Check every line below for the word "value" and copy each one that has it.

════════════════

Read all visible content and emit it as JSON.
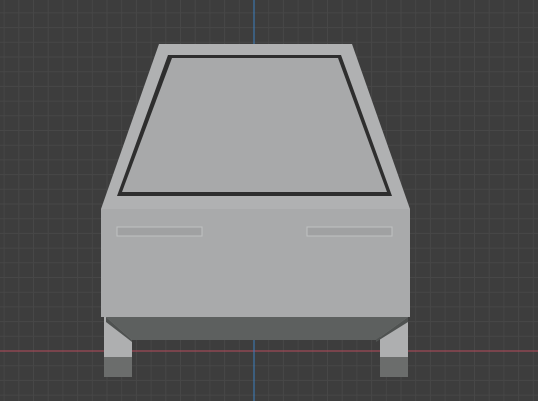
{
  "viewport": {
    "mode": "3d-viewport-front-orthographic",
    "object": "car-model-front-view",
    "show_grid": true,
    "show_axes": [
      "x",
      "z"
    ]
  },
  "colors": {
    "background": "#3d3d3d",
    "grid_minor": "#474747",
    "grid_major": "#505050",
    "x_axis": "#b54a5a",
    "z_axis": "#3c7fbf",
    "body": "#a9aaab",
    "body_edge": "#b4b5b6",
    "windshield": "#a8a9aa",
    "windshield_frame": "#b0b1b2",
    "windshield_gap": "#2e2e2e",
    "light_panel": "#a0a1a2",
    "light_outline": "#c0c1c2",
    "bumper": "#5d605f",
    "bumper_shadow": "#4f5251",
    "wheel_upper": "#aeafb0",
    "wheel_lower": "#6b6d6c"
  }
}
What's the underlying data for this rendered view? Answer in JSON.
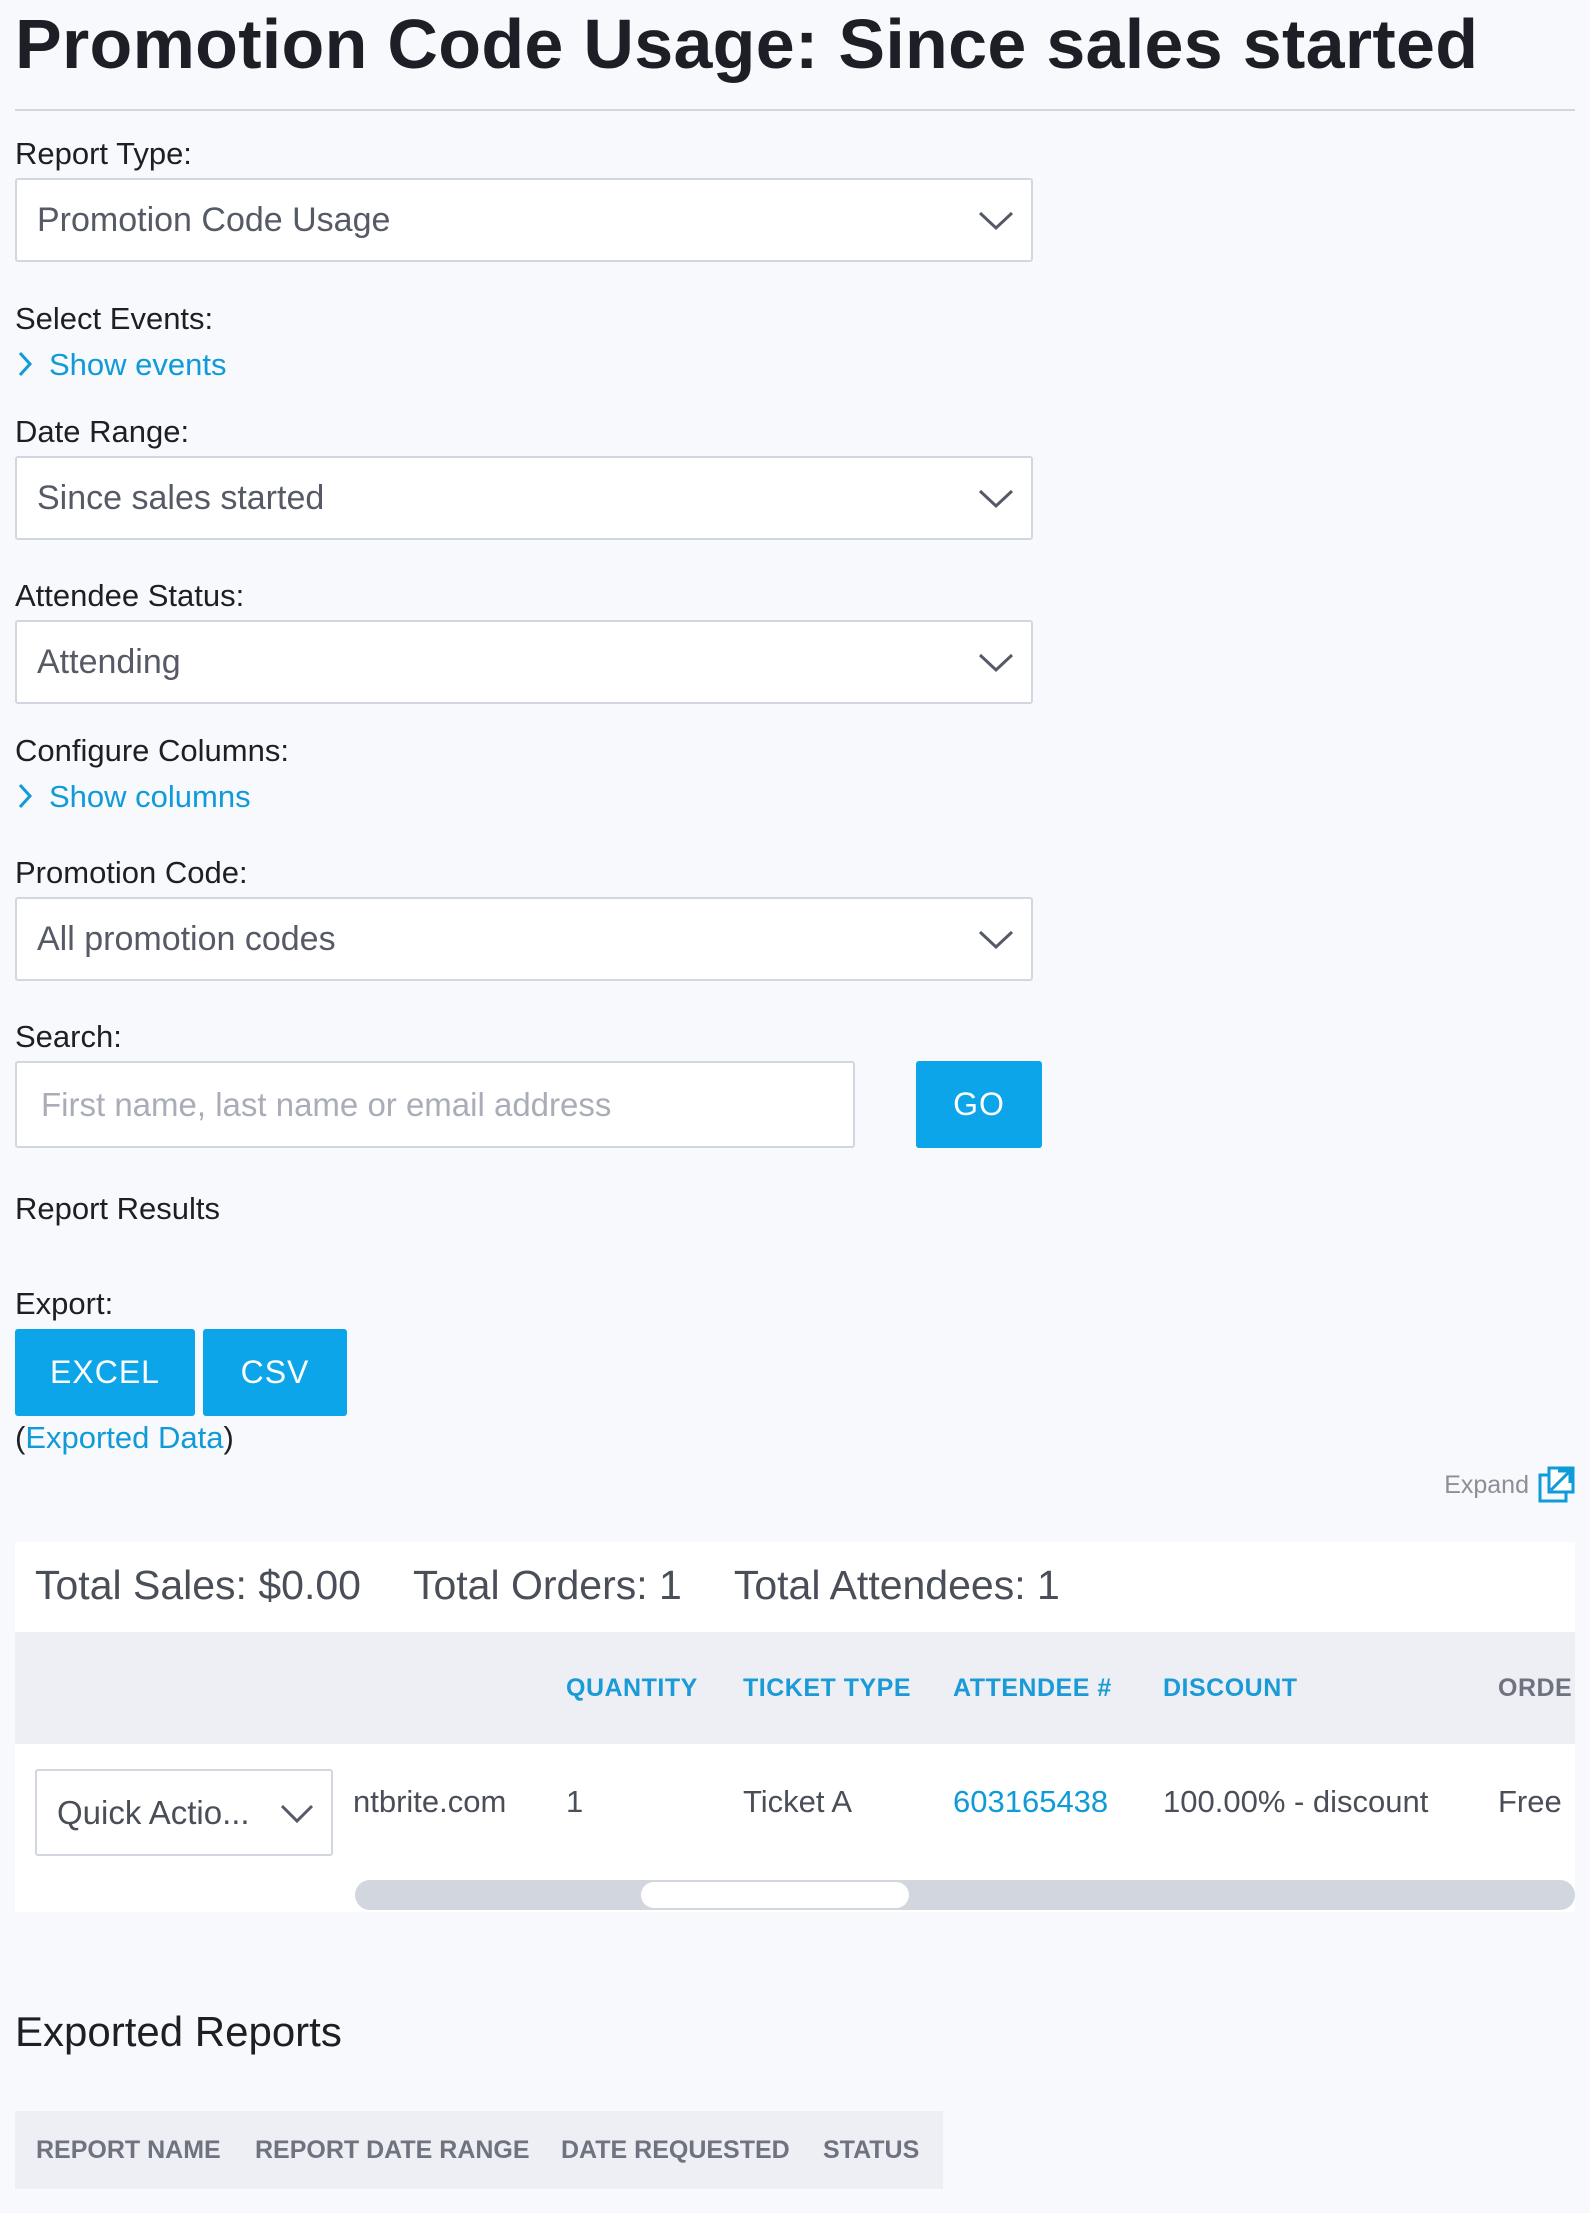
{
  "page": {
    "title": "Promotion Code Usage: Since sales started"
  },
  "filters": {
    "report_type": {
      "label": "Report Type:",
      "value": "Promotion Code Usage"
    },
    "select_events": {
      "label": "Select Events:",
      "toggle": "Show events"
    },
    "date_range": {
      "label": "Date Range:",
      "value": "Since sales started"
    },
    "attendee_status": {
      "label": "Attendee Status:",
      "value": "Attending"
    },
    "configure_columns": {
      "label": "Configure Columns:",
      "toggle": "Show columns"
    },
    "promotion_code": {
      "label": "Promotion Code:",
      "value": "All promotion codes"
    },
    "search": {
      "label": "Search:",
      "placeholder": "First name, last name or email address",
      "value": "",
      "button": "GO"
    }
  },
  "report_results": {
    "heading": "Report Results",
    "export_label": "Export:",
    "excel_button": "EXCEL",
    "csv_button": "CSV",
    "exported_data_open": "(",
    "exported_data_link": "Exported Data",
    "exported_data_close": ")",
    "expand_label": "Expand"
  },
  "totals": {
    "sales": "Total Sales: $0.00",
    "orders": "Total Orders: 1",
    "attendees": "Total Attendees: 1"
  },
  "table": {
    "columns": [
      "QUANTITY",
      "TICKET TYPE",
      "ATTENDEE #",
      "DISCOUNT",
      "ORDE"
    ],
    "row": {
      "action": "Quick Actio...",
      "email": "ntbrite.com",
      "quantity": "1",
      "ticket_type": "Ticket A",
      "attendee_number": "603165438",
      "discount": "100.00% - discount",
      "order": "Free"
    },
    "scroll_position": 0.3
  },
  "exported_reports": {
    "title": "Exported Reports",
    "columns": [
      "REPORT NAME",
      "REPORT DATE RANGE",
      "DATE REQUESTED",
      "STATUS"
    ]
  },
  "colors": {
    "accent": "#0ca5ea",
    "link": "#0f9ad8",
    "background": "#f8f9fd",
    "header_row": "#eeeff4"
  },
  "icons": {
    "dropdown": "chevron-down-icon",
    "toggle": "chevron-right-icon",
    "expand": "expand-icon"
  }
}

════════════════

* [Output for this task]
      "value": "Promotion Code Usage"
      "value": "Since sales started"
      "value": "Attending"
      "value": "All promotion codes"
      "value": "",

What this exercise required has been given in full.